Once the information is measured for a variety of components and configurations, there are some things to consider when analyzing and comparing results. It’s best to qualitatively review the switching dynamics of different configurations and find the ideal fit for the application. This process can be quite repetitive on the testing side, but when overlapping waveforms, it helps to reveal the optimal configuration.
When looking specifically at gate driving topologies, Figure 10 demonstrates an example of tests ranging from 1-Ω to 10-Ω external gate resistance, low-/high-side gate voltages, current, and bipolar/unipolar and Miller/non-Miller designs for turn-on conditions of the MOSFET. The plots reveal that for this specific example, the lower gate resistance allows for faster switching but is more aggressive and can cause erratic behavior (at least without Miller clamping). As the gate resistance increases and switching slows, the benefit of the Miller clamp becomes more obvious.
The turn-on conditions consisted of very aggressive switching, including 150˚C virtual junction temperature and 100-A IDS, leading the designer to choose slower switching and thus higher gate resistances for a more stable design. For turn-off conditions, the data is significantly different and less wild with lower gate resistances. If it is acceptable to run the 1-Ω resistor for turn-off conditions, then the design can be optimized for speed (minimizing turn-off delay) and reliability (lower overshoot and ringing) by tuning the two gate resistors accordingly. The same set of plots can also be analyzed for the body diode’s reverse-recovery performance.

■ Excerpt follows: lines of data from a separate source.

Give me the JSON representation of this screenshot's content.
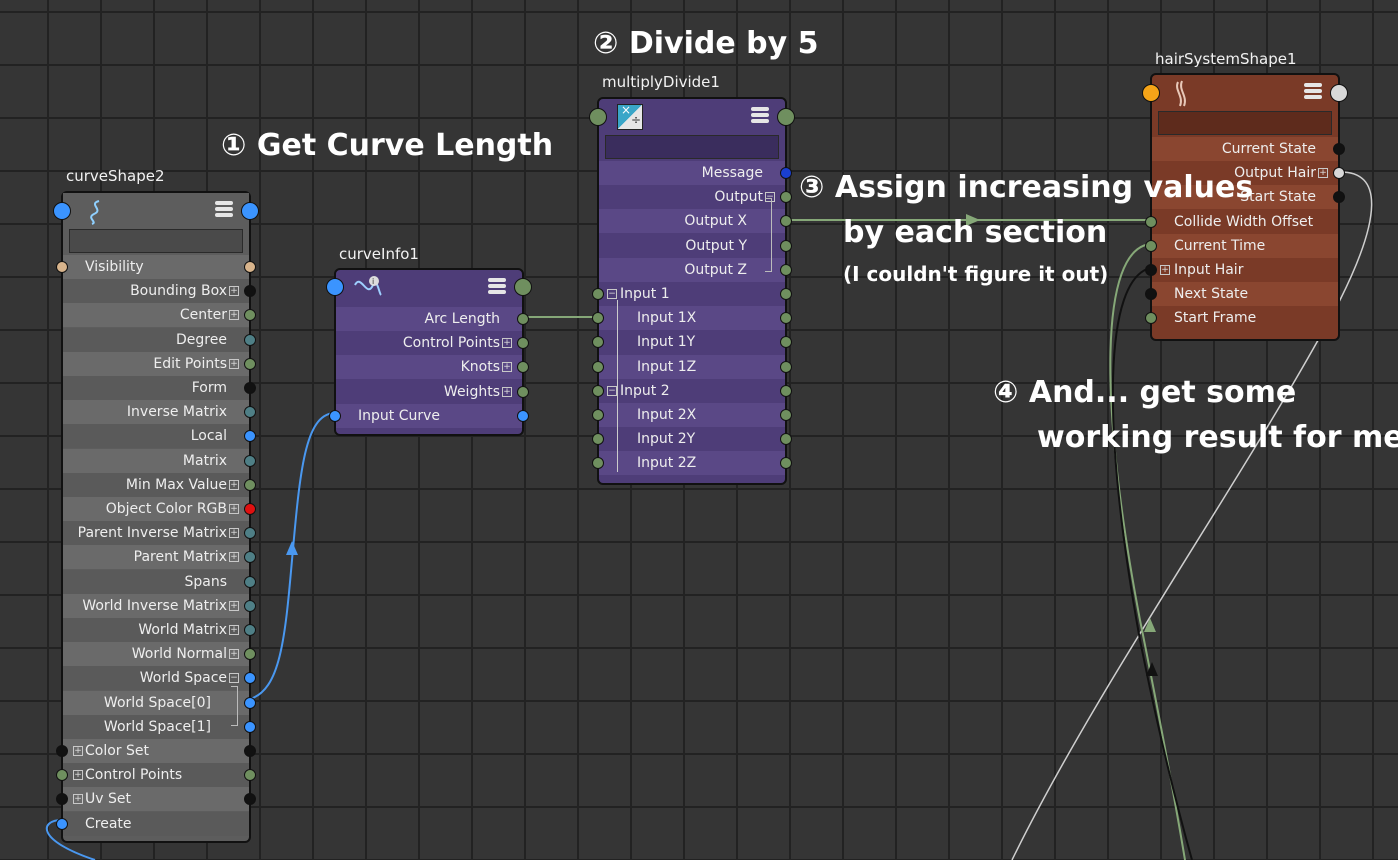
{
  "annotations": {
    "step1": "① Get Curve Length",
    "step2": "② Divide by 5",
    "step3_line1": "③ Assign increasing values",
    "step3_line2": "by each section",
    "step3_line3": "(I couldn't figure it out)",
    "step4_line1": "④ And... get some",
    "step4_line2": "working result for me?"
  },
  "nodes": {
    "curveShape": {
      "title": "curveShape2",
      "rows": [
        "Visibility",
        "Bounding Box",
        "Center",
        "Degree",
        "Edit Points",
        "Form",
        "Inverse Matrix",
        "Local",
        "Matrix",
        "Min Max Value",
        "Object Color RGB",
        "Parent Inverse Matrix",
        "Parent Matrix",
        "Spans",
        "World Inverse Matrix",
        "World Matrix",
        "World Normal",
        "World Space",
        "World Space[0]",
        "World Space[1]",
        "Color Set",
        "Control Points",
        "Uv Set",
        "Create"
      ]
    },
    "curveInfo": {
      "title": "curveInfo1",
      "rows": [
        "Arc Length",
        "Control Points",
        "Knots",
        "Weights",
        "Input Curve"
      ]
    },
    "multiplyDivide": {
      "title": "multiplyDivide1",
      "rows": [
        "Message",
        "Output",
        "Output X",
        "Output Y",
        "Output Z",
        "Input 1",
        "Input 1X",
        "Input 1Y",
        "Input 1Z",
        "Input 2",
        "Input 2X",
        "Input 2Y",
        "Input 2Z"
      ]
    },
    "hairSystem": {
      "title": "hairSystemShape1",
      "rows": [
        "Current State",
        "Output Hair",
        "Start State",
        "Collide Width Offset",
        "Current Time",
        "Input Hair",
        "Next State",
        "Start Frame"
      ]
    }
  },
  "colors": {
    "canvas": "#353535",
    "grid": "#222222",
    "curveShape_body": "#5d5d5d",
    "curveInfo_body": "#4e3d78",
    "multiplyDivide_body": "#4e3d78",
    "hairSystem_body": "#7a3a27",
    "port_blue": "#3b94ff",
    "port_green": "#6f8f5f",
    "port_teal": "#4f7f86",
    "port_red": "#e01010",
    "wire_green": "#86a878",
    "wire_blue": "#4a98f0"
  }
}
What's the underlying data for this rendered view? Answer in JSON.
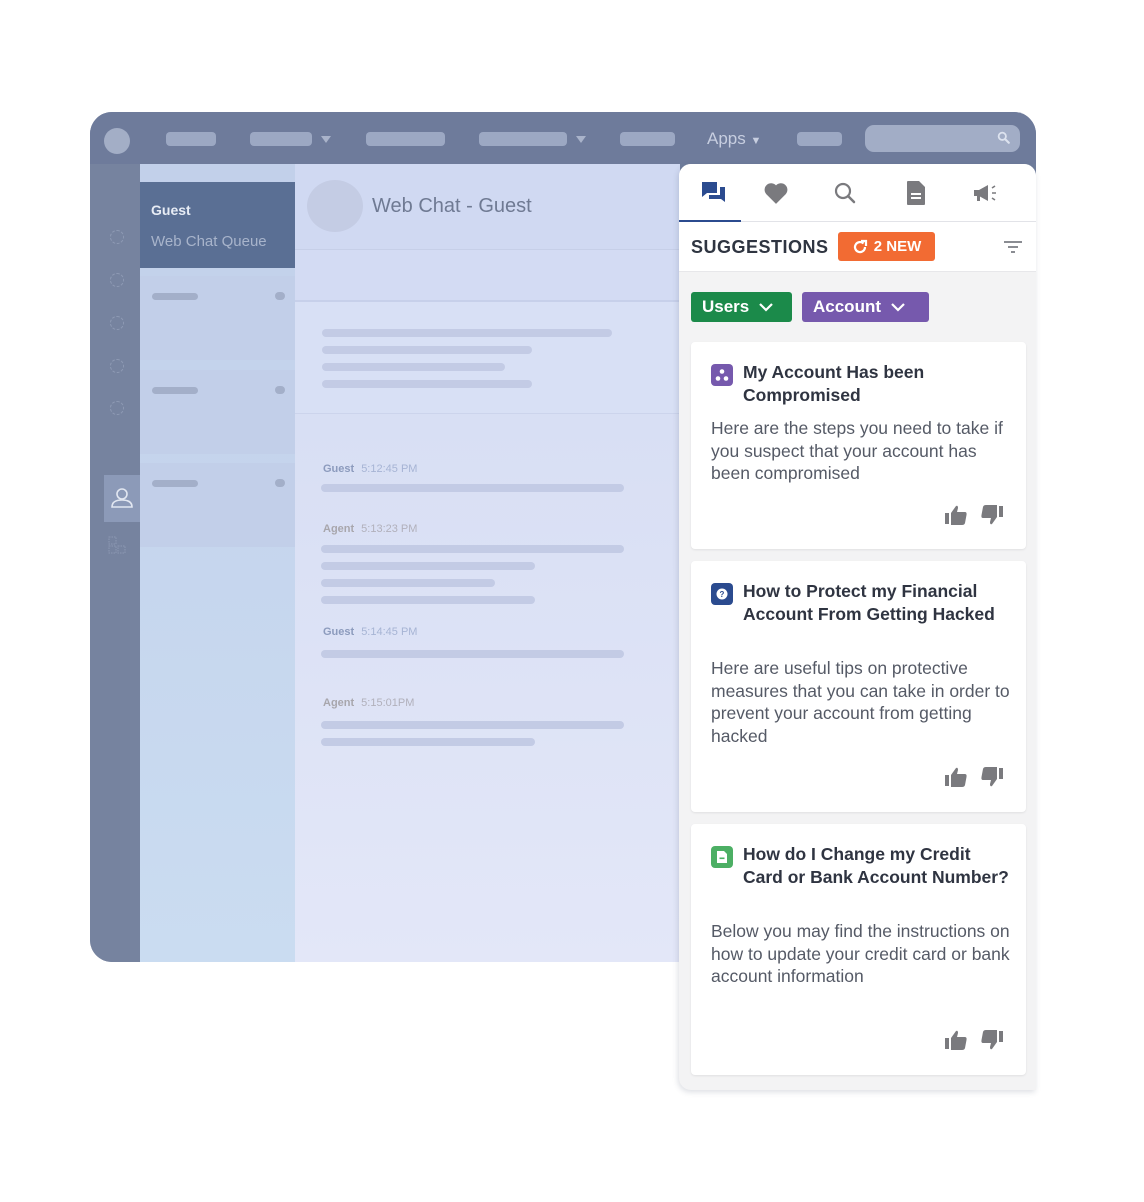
{
  "topbar": {
    "apps_label": "Apps",
    "search_icon": "search-icon"
  },
  "queue": {
    "active": {
      "name": "Guest",
      "queue": "Web Chat Queue"
    }
  },
  "chat": {
    "title": "Web Chat - Guest",
    "messages": [
      {
        "sender": "Guest",
        "time": "5:12:45 PM"
      },
      {
        "sender": "Agent",
        "time": "5:13:23 PM"
      },
      {
        "sender": "Guest",
        "time": "5:14:45 PM"
      },
      {
        "sender": "Agent",
        "time": "5:15:01PM"
      }
    ]
  },
  "panel": {
    "tabs": [
      {
        "icon": "chat-bubbles-icon",
        "active": true
      },
      {
        "icon": "heart-icon",
        "active": false
      },
      {
        "icon": "search-icon",
        "active": false
      },
      {
        "icon": "document-icon",
        "active": false
      },
      {
        "icon": "megaphone-icon",
        "active": false
      }
    ],
    "header": {
      "title": "SUGGESTIONS",
      "new_badge": "2 NEW",
      "accent": "#f26b33"
    },
    "filters": [
      {
        "label": "Users",
        "color": "#1b8a4a"
      },
      {
        "label": "Account",
        "color": "#7659ad"
      }
    ],
    "cards": [
      {
        "icon": "hierarchy-icon",
        "icon_color": "#7659ad",
        "title": "My Account Has been Compromised",
        "body": "Here are the steps  you need to take if you suspect that your account has been compromised"
      },
      {
        "icon": "question-bubble-icon",
        "icon_color": "#2b4b8f",
        "title": "How to Protect my Financial Account From Getting Hacked",
        "body": "Here are useful tips on protective measures that you can take in order to prevent your account from getting hacked"
      },
      {
        "icon": "document-icon",
        "icon_color": "#4caf64",
        "title": "How do I Change my Credit Card or Bank Account Number?",
        "body": "Below you may find the instructions on how to update your credit card or bank account information"
      }
    ]
  }
}
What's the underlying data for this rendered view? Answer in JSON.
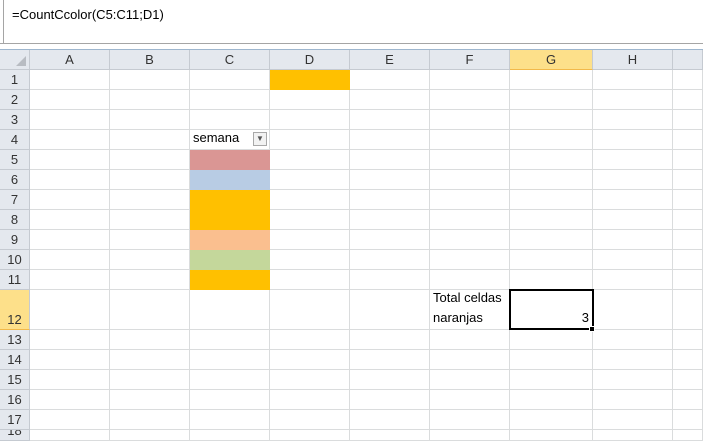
{
  "formula_bar": {
    "formula": "=CountCcolor(C5:C11;D1)"
  },
  "columns": [
    "A",
    "B",
    "C",
    "D",
    "E",
    "F",
    "G",
    "H",
    ""
  ],
  "rows": [
    "1",
    "2",
    "3",
    "4",
    "5",
    "6",
    "7",
    "8",
    "9",
    "10",
    "11",
    "12",
    "13",
    "14",
    "15",
    "16",
    "17",
    "18"
  ],
  "selected_column": "G",
  "selected_row": "12",
  "cells": {
    "C4": {
      "text": "semana",
      "filter": true
    },
    "F12": {
      "text": "Total celdas\nnaranjas"
    },
    "G12": {
      "text": "3",
      "align": "right"
    }
  },
  "fills": {
    "D1": "#ffc000",
    "C5": "#da9694",
    "C6": "#b8cce4",
    "C7": "#ffc000",
    "C8": "#ffc000",
    "C9": "#fabf8f",
    "C10": "#c4d79b",
    "C11": "#ffc000"
  },
  "icons": {
    "filter": "dropdown-arrow-icon"
  }
}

When taking it a step further and integrating the voltage and current waveforms, the designer can visualize the performance of switching energy and compare the turn-on and turn-off energy across all cases (see Figure 11). A key takeaway from observing these plots is that bipolar gate driving (15 V/–4 V) with Miller clamping gives the best performance in terms of reliability (no self-turn-on, reduced shoot-through) and switching loss.
When running the tests and post-processing, it’s important to look at how the MOSFET performs throughout the entire range of junction temperature. For room temperature (25˚C), lower gate resistances might appear to meet the application requirements while maximizing switching speed. However, with higher temperatures, the turn-on/-off characteristics and reverse recovery can change dramatically, increasing loss and instability and taking the MOSFET into an unsafe operating area. These higher temperatures can be tested with a hot plate (or similar) to represent the actual temperature during normal operating conditions.
To conclude, it’s critical to consider several topologies and switching conditions while also utilizing the appropriate equipment that will accurately model the design. Through just four key parameters (switching loss, timing, overshoot, and speed) derived by a few measurement techniques, the ideal configuration can be selected and optimized to take full advantage of SiC’s incredible capabilities.